All written assignments are to be done in LaTeX (this is a new requirement). As a formal document, the final report must have proper English, and bibliographies must use an acceptable, consistent format. For writing style, see W. Strunk, Jr. and E.B. White, The Elements of Style, MacMillan Publishing Co., New York, NY, 1979 (3rd ed.). This book is available in Auraria Library (call number PE1408.S772). It is an excellent book, and it can (and should) be read in about an hour.

A message to students. Planning is a skill worth cultivating. In particular, be realistic and complete about specifying your milestones. You will be working jointly with other students, and you must be specific as to who does what and what times you can meet regularly. If the development of a computer program is central to your project, you must design modules to proceed in stages. Plan to have something running that you regard as minimal within a few weeks. Then, if you meet that milestone, build the next layer and proceed week to week such that you can stop at any time with results in hand. Negative results are important to include in your report. Although journals do not generally publish such findings (for example, an algorithm that turns out to be poorer than current ones), you should report accurately and objectively all such results. The quality of your work rests with the process by which you obtained results, not whether prior hunches materialized. You are encouraged to be bold about what you explore and careful how you explore it.

We assume that each student is mature, and will learn what is needed to achieve the clinic's goals. Here is the real point. Math Clinics are exciting, wide-open projects with plenty of opportunity for valuable mathematics, publications, long-term research projects and future jobs. There is something in them for everyone.
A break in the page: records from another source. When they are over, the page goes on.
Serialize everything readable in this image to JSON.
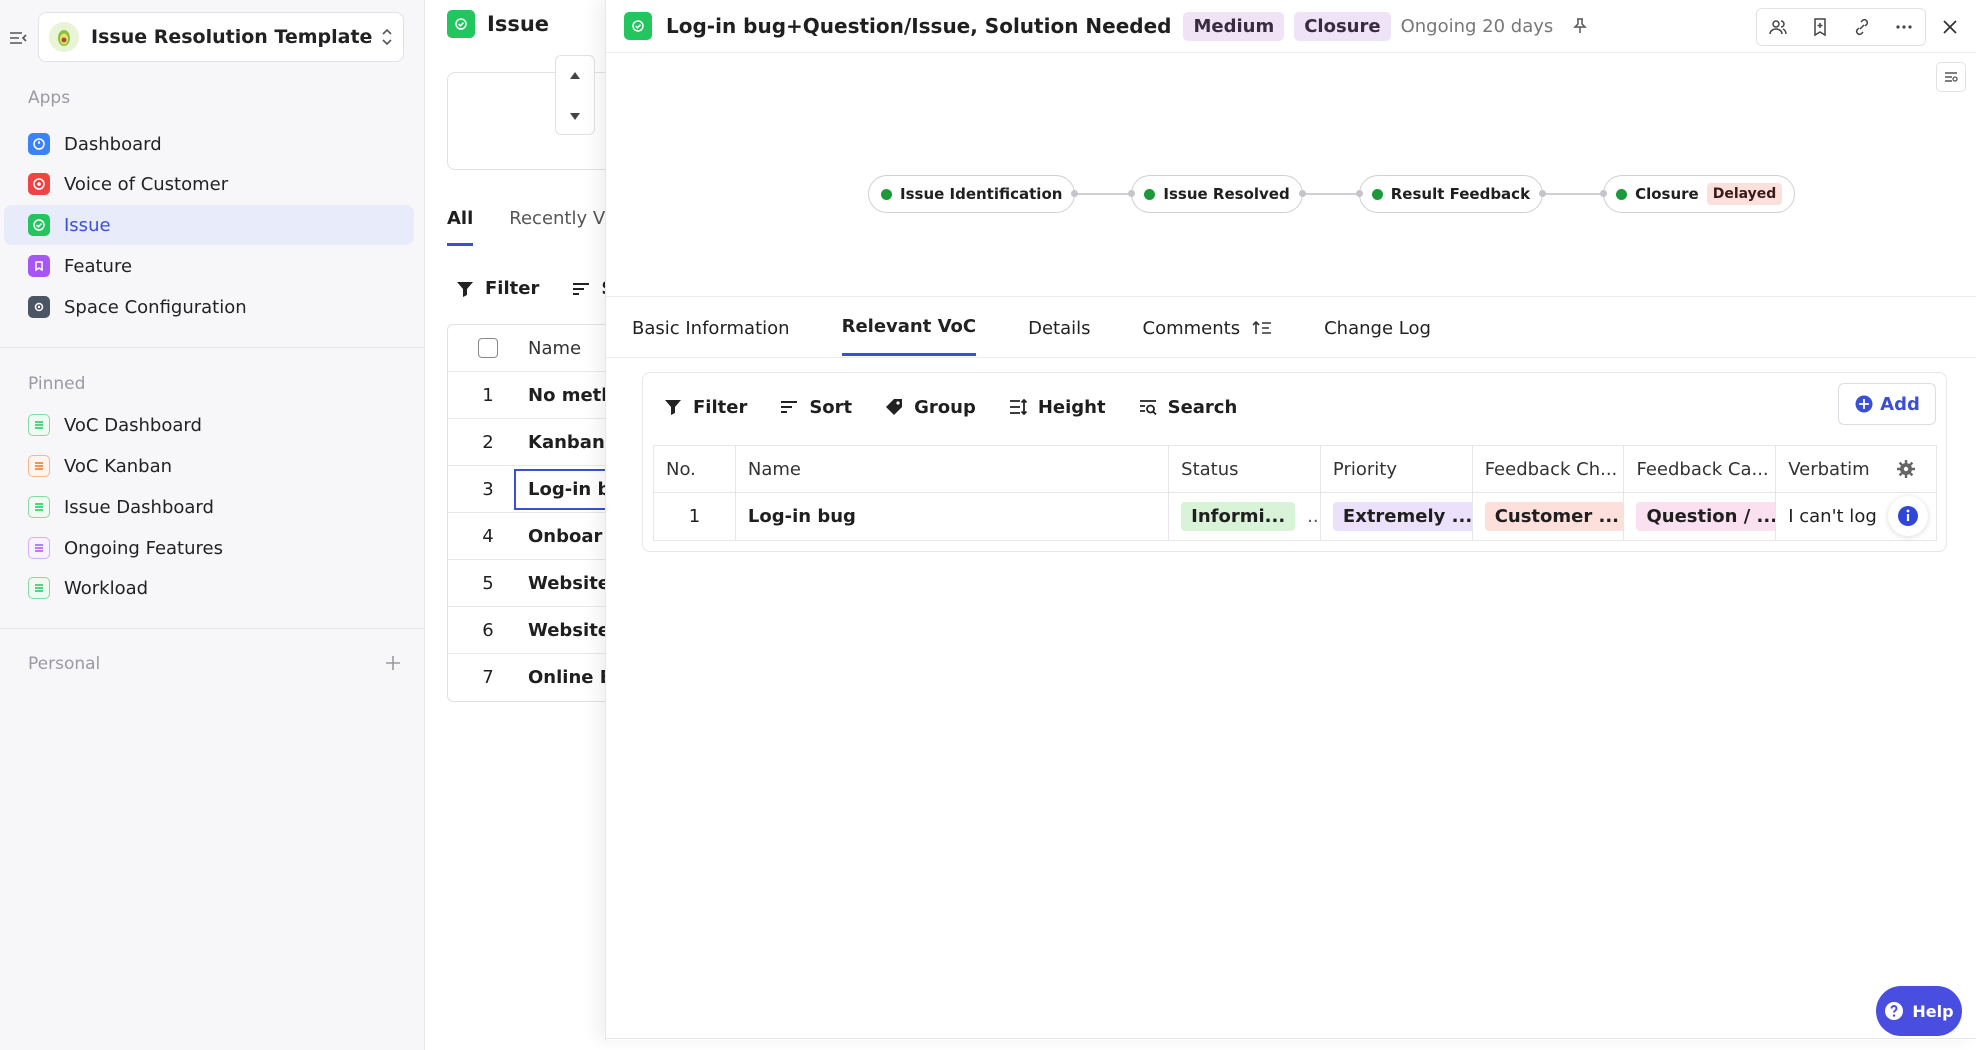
{
  "sidebar": {
    "space_name": "Issue Resolution Template",
    "apps_label": "Apps",
    "apps": [
      {
        "label": "Dashboard",
        "color": "#3b82f6"
      },
      {
        "label": "Voice of Customer",
        "color": "#ef4444"
      },
      {
        "label": "Issue",
        "color": "#22c55e"
      },
      {
        "label": "Feature",
        "color": "#a855f7"
      },
      {
        "label": "Space Configuration",
        "color": "#4b5563"
      }
    ],
    "pinned_label": "Pinned",
    "pinned": [
      {
        "label": "VoC Dashboard",
        "color": "#22c55e"
      },
      {
        "label": "VoC Kanban",
        "color": "#f97316"
      },
      {
        "label": "Issue Dashboard",
        "color": "#22c55e"
      },
      {
        "label": "Ongoing Features",
        "color": "#a855f7"
      },
      {
        "label": "Workload",
        "color": "#22c55e"
      }
    ],
    "personal_label": "Personal"
  },
  "list_panel": {
    "title": "Issue",
    "tabs": [
      "All",
      "Recently Vi"
    ],
    "filter_label": "Filter",
    "sort_label": "S",
    "column_name": "Name",
    "rows": [
      {
        "num": "1",
        "name": "No meth"
      },
      {
        "num": "2",
        "name": "Kanban"
      },
      {
        "num": "3",
        "name": "Log-in b"
      },
      {
        "num": "4",
        "name": "Onboar"
      },
      {
        "num": "5",
        "name": "Website"
      },
      {
        "num": "6",
        "name": "Website"
      },
      {
        "num": "7",
        "name": "Online E"
      }
    ]
  },
  "detail": {
    "title": "Log-in bug+Question/Issue, Solution Needed",
    "priority_badge": "Medium",
    "stage_badge": "Closure",
    "ongoing": "Ongoing 20 days",
    "workflow": [
      {
        "label": "Issue Identification"
      },
      {
        "label": "Issue Resolved"
      },
      {
        "label": "Result Feedback"
      },
      {
        "label": "Closure",
        "flag": "Delayed"
      }
    ],
    "tabs": [
      "Basic Information",
      "Relevant VoC",
      "Details",
      "Comments",
      "Change Log"
    ],
    "active_tab": "Relevant VoC",
    "toolbar": {
      "filter": "Filter",
      "sort": "Sort",
      "group": "Group",
      "height": "Height",
      "search": "Search",
      "add": "Add"
    },
    "table": {
      "columns": [
        "No.",
        "Name",
        "Status",
        "Priority",
        "Feedback Ch...",
        "Feedback Ca...",
        "Verbatim"
      ],
      "rows": [
        {
          "no": "1",
          "name": "Log-in bug",
          "status": "Informi...",
          "status_more": "...",
          "priority": "Extremely ...",
          "feedback_channel": "Customer ...",
          "feedback_category": "Question / ...",
          "verbatim": "I can't log"
        }
      ]
    }
  },
  "help_label": "Help",
  "colors": {
    "accent": "#3b4fd6",
    "issue_green": "#22c55e",
    "workflow_dot": "#1c9a3a"
  }
}
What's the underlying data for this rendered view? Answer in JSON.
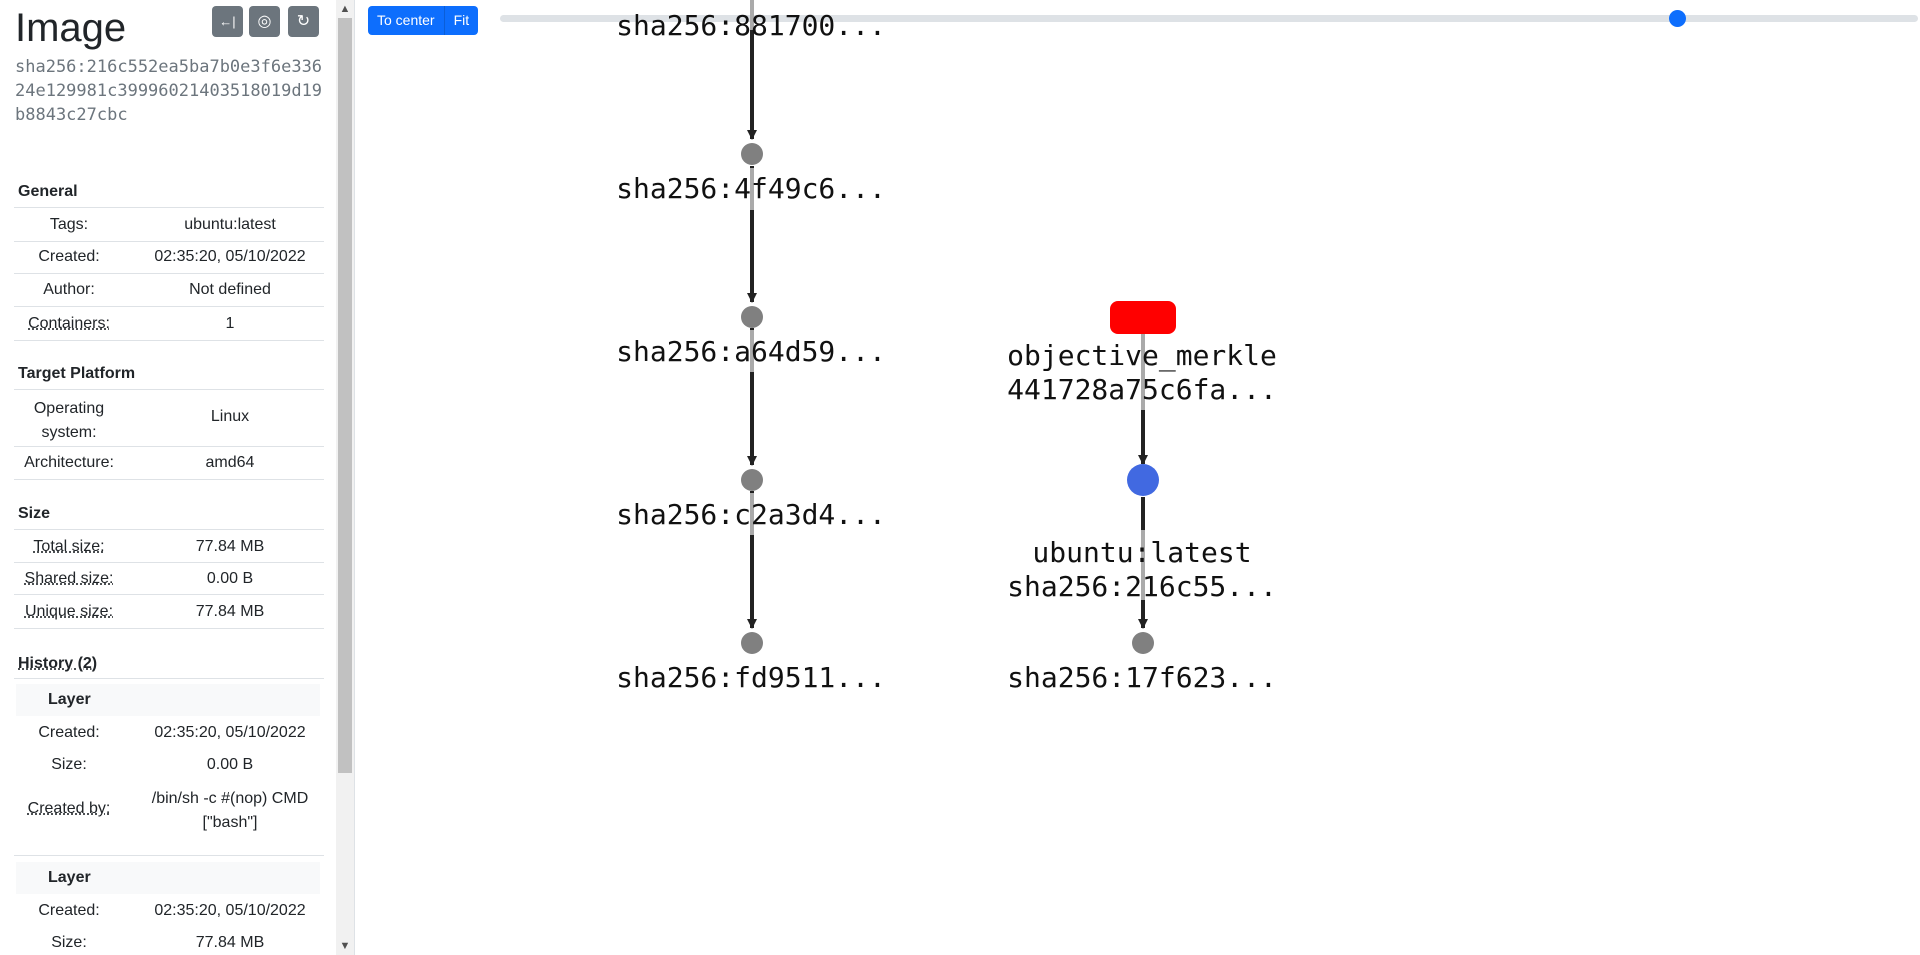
{
  "sidebar": {
    "title": "Image",
    "digest": "sha256:216c552ea5ba7b0e3f6e33624e129981c39996021403518019d19b8843c27cbc",
    "tools": {
      "collapse_icon": "←|",
      "target_icon": "◎",
      "refresh_icon": "↻"
    },
    "general": {
      "heading": "General",
      "rows": [
        {
          "k": "Tags:",
          "v": "ubuntu:latest"
        },
        {
          "k": "Created:",
          "v": "02:35:20, 05/10/2022"
        },
        {
          "k": "Author:",
          "v": "Not defined"
        },
        {
          "k": "Containers:",
          "v": "1"
        }
      ]
    },
    "platform": {
      "heading": "Target Platform",
      "rows": [
        {
          "k": "Operating system:",
          "v": "Linux"
        },
        {
          "k": "Architecture:",
          "v": "amd64"
        }
      ]
    },
    "size": {
      "heading": "Size",
      "rows": [
        {
          "k": "Total size:",
          "v": "77.84 MB"
        },
        {
          "k": "Shared size:",
          "v": "0.00 B"
        },
        {
          "k": "Unique size:",
          "v": "77.84 MB"
        }
      ]
    },
    "history": {
      "heading": "History (2)",
      "layers": [
        {
          "title": "Layer",
          "created_k": "Created:",
          "created": "02:35:20, 05/10/2022",
          "size_k": "Size:",
          "size": "0.00 B",
          "by_k": "Created by:",
          "by_line1": "/bin/sh -c #(nop) CMD",
          "by_line2": "[\"bash\"]"
        },
        {
          "title": "Layer",
          "created_k": "Created:",
          "created": "02:35:20, 05/10/2022",
          "size_k": "Size:",
          "size": "77.84 MB"
        }
      ]
    }
  },
  "toolbar": {
    "to_center": "To center",
    "fit": "Fit",
    "zoom_level": 0.83
  },
  "graph": {
    "nodes": {
      "n_top": "sha256:881700...",
      "n1": "sha256:4f49c6...",
      "n2": "sha256:a64d59...",
      "n3": "sha256:c2a3d4...",
      "n4": "sha256:fd9511...",
      "container_name": "objective_merkle",
      "container_id": "441728a75c6fa...",
      "image_tag": "ubuntu:latest",
      "image_id": "sha256:216c55...",
      "base": "sha256:17f623..."
    },
    "colors": {
      "node": "#808080",
      "container": "#ff0000",
      "image": "#4169e1",
      "edge": "#222222"
    }
  }
}
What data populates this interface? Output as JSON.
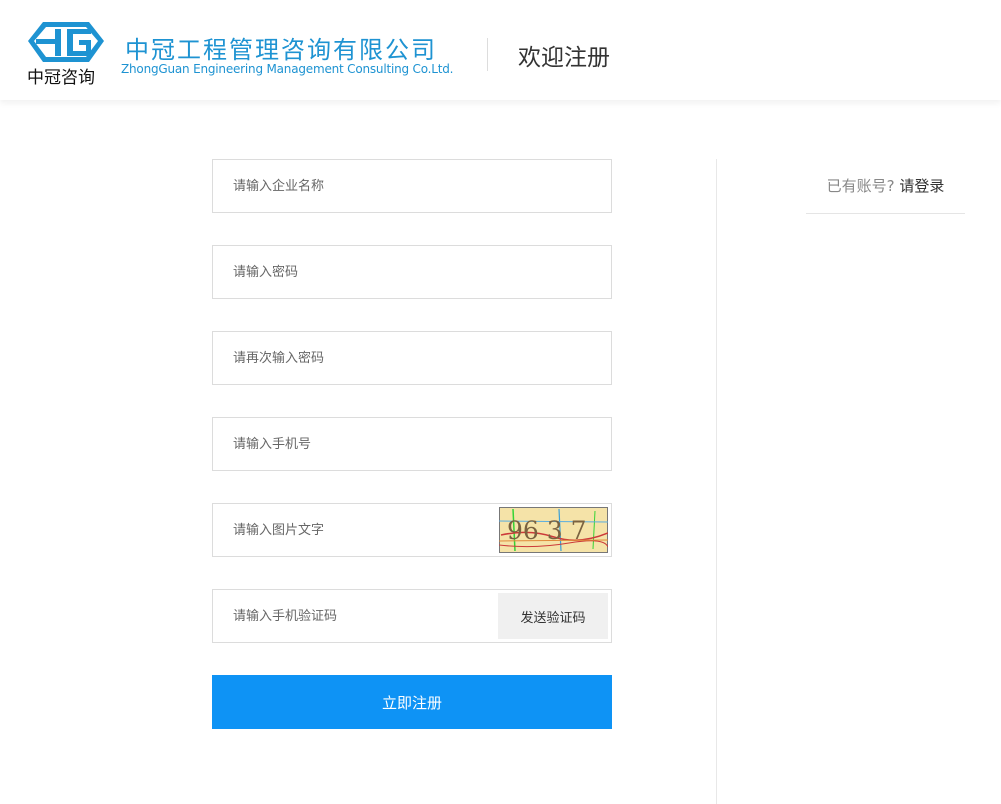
{
  "header": {
    "logo_text": "中冠咨询",
    "company_name_cn": "中冠工程管理咨询有限公司",
    "company_name_en": "ZhongGuan Engineering Management Consulting Co.Ltd.",
    "page_title": "欢迎注册",
    "brand_color": "#1e93d2"
  },
  "form": {
    "company_name": {
      "placeholder": "请输入企业名称",
      "value": ""
    },
    "password": {
      "placeholder": "请输入密码",
      "value": ""
    },
    "password_confirm": {
      "placeholder": "请再次输入密码",
      "value": ""
    },
    "phone": {
      "placeholder": "请输入手机号",
      "value": ""
    },
    "captcha": {
      "placeholder": "请输入图片文字",
      "value": "",
      "image_text": "96 3 7"
    },
    "sms_code": {
      "placeholder": "请输入手机验证码",
      "value": "",
      "button_label": "发送验证码"
    },
    "submit_label": "立即注册",
    "submit_color": "#0e93f5"
  },
  "login": {
    "question": "已有账号?",
    "link": "请登录"
  },
  "icons": {
    "logo": "zg-logo-icon"
  }
}
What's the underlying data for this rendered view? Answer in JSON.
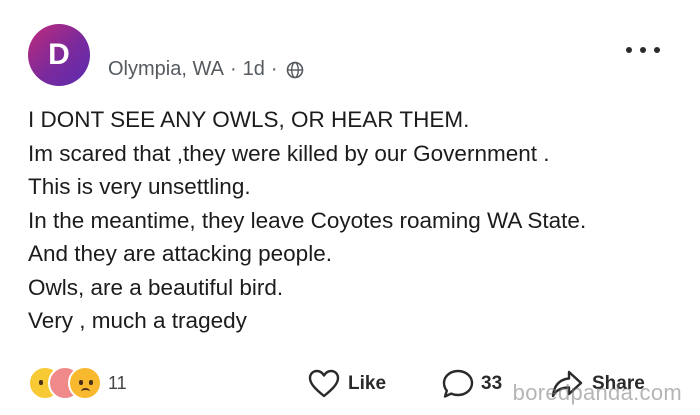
{
  "author": {
    "avatar_letter": "D",
    "avatar_colors": [
      "#c02a7a",
      "#5b2bb0"
    ]
  },
  "meta": {
    "location": "Olympia, WA",
    "separator": "·",
    "time": "1d",
    "visibility_icon": "globe-icon"
  },
  "menu": {
    "icon": "more-options-icon"
  },
  "post": {
    "lines": [
      "I DONT SEE ANY OWLS, OR HEAR THEM.",
      "Im scared that ,they were killed by our Government .",
      "This is very unsettling.",
      "In the meantime, they leave Coyotes roaming WA State.",
      "And they are attacking people.",
      "Owls, are a beautiful bird.",
      "Very , much a tragedy"
    ]
  },
  "reactions": {
    "icons": [
      "haha-emoji-icon",
      "care-emoji-icon",
      "sad-emoji-icon"
    ],
    "count": "11"
  },
  "actions": {
    "like_label": "Like",
    "comment_count": "33",
    "share_label": "Share"
  },
  "watermark": "boredpanda.com"
}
A clinic can be a great success if each student is working to the best of his/her individual abilities and as an effective team member.

Consult the specific clinic guide(s) for further info about grading and standards.